▶ **PROBLEM DETAILS**
What is the number of lines in the data below that contain "title"? Answer with that number and no other words.

▶ **DATA EXTRACT**
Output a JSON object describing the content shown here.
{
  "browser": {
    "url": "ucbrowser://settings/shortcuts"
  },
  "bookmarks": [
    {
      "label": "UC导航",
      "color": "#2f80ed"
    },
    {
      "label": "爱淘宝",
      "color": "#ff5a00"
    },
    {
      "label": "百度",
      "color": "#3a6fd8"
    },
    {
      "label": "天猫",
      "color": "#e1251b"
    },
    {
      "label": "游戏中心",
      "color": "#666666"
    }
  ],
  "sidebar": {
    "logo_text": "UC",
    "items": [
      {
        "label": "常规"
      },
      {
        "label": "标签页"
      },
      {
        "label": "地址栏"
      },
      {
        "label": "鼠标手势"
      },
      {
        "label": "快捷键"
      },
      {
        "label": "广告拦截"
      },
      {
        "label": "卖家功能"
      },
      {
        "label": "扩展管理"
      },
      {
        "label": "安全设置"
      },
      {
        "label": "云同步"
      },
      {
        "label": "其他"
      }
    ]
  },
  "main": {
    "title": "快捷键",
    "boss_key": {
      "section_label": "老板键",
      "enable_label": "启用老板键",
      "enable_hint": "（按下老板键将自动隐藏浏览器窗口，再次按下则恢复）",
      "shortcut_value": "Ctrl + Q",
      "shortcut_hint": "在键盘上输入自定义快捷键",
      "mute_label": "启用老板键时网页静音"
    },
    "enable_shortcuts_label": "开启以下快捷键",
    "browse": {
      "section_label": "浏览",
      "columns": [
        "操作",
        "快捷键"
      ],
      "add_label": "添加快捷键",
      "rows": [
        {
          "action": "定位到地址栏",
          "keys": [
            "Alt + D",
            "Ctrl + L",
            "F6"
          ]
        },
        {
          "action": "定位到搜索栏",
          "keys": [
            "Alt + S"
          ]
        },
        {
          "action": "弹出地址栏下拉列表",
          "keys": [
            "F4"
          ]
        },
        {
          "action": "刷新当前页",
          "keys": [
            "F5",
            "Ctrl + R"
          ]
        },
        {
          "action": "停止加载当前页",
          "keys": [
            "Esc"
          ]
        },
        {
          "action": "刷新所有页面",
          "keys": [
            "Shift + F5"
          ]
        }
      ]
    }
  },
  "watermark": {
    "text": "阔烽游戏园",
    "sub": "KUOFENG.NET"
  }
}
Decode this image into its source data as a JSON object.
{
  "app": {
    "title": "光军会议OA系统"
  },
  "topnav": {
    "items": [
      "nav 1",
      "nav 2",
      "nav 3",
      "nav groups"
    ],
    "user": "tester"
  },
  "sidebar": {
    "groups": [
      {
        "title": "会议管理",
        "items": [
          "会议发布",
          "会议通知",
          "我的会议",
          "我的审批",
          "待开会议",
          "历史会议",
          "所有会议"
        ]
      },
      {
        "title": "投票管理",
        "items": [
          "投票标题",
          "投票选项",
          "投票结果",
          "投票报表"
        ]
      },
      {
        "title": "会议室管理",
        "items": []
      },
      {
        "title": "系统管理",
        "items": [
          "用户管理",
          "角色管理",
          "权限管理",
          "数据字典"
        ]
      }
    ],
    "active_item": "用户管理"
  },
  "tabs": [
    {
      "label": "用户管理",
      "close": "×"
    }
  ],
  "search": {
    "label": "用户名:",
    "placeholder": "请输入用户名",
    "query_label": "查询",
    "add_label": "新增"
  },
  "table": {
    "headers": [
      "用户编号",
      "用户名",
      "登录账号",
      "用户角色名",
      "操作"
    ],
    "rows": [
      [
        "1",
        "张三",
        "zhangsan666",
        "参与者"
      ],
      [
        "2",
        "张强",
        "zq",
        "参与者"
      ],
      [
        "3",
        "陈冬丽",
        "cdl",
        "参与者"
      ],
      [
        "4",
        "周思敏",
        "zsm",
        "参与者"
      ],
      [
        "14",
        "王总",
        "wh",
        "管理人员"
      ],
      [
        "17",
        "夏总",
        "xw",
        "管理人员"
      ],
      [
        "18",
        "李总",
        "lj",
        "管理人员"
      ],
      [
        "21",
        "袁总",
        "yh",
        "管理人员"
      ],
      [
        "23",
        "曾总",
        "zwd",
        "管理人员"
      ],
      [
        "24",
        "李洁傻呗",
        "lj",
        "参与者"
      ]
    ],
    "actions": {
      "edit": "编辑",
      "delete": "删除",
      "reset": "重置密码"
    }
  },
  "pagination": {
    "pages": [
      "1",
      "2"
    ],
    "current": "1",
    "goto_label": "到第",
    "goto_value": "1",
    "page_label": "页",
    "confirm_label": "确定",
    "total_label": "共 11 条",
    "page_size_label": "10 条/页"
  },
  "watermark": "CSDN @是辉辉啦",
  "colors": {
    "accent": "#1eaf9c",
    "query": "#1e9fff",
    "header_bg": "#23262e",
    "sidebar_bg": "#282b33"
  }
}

▶ **SOLUTION TO THE EXERCISE**
6